- Learning the foundation: proper placement of hands, wrists, forearms, elbows, shoulder blades and head.
- Building abdominal strength to lift the legs once you are ready, as well as creation of hamstring openness to walk the feet in as you prepare to go up.
- Preparatory poses: mastering downward facing dog, shirshasana prep (feet still on the floor), ardha shirsasana (feet on the wall), and shirshasana at the wall.
- Acclimation to an inversion: time spent upside-down and supported by wall ropes, chairs, or other props.
- Cultivation of balance.
- Safe ways to exit the pose if you lose your balance.
Is it worth it? Yes, it is. Inversions have traditionally been considered the cream of yoga, and shirshasana has some amazing benefits. While science may not have proved them all (yet), committed asana practitioners have observed the effects of the pose for centuries, and that shouldn't be discounted just because a bunch of zealous marketers have made some questionable claims.
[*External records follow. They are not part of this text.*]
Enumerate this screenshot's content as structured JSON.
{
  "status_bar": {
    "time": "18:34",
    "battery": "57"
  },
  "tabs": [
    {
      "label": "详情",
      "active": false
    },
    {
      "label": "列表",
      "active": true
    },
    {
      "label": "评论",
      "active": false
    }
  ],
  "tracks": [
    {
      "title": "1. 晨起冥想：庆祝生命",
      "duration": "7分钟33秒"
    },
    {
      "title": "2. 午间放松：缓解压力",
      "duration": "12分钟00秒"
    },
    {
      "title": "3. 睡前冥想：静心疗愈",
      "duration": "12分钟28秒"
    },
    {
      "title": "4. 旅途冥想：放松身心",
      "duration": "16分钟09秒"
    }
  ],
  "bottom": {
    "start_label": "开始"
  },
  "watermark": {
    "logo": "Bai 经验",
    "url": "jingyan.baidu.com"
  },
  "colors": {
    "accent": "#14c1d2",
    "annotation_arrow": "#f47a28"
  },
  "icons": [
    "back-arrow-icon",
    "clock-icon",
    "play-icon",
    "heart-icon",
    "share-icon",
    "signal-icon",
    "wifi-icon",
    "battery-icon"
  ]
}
If you want to do shirshasana safely, you have to have a commitment level commensurate with the benefits: find a skilled and experienced alignment-based teacher, and learn the pose in private sessions, a series of classes that allow building towards the pose, or a workshop format to get you started with the basic prep.
"Heading towards Headstand" >> Helsinki, Sept. 24; Cannon Beach, Oct. 22
To leave you with a feel for the depth of this great pose and the history of practice behind it, here's a brief video discussion of the importance of inversions by the great BKS Iyengar.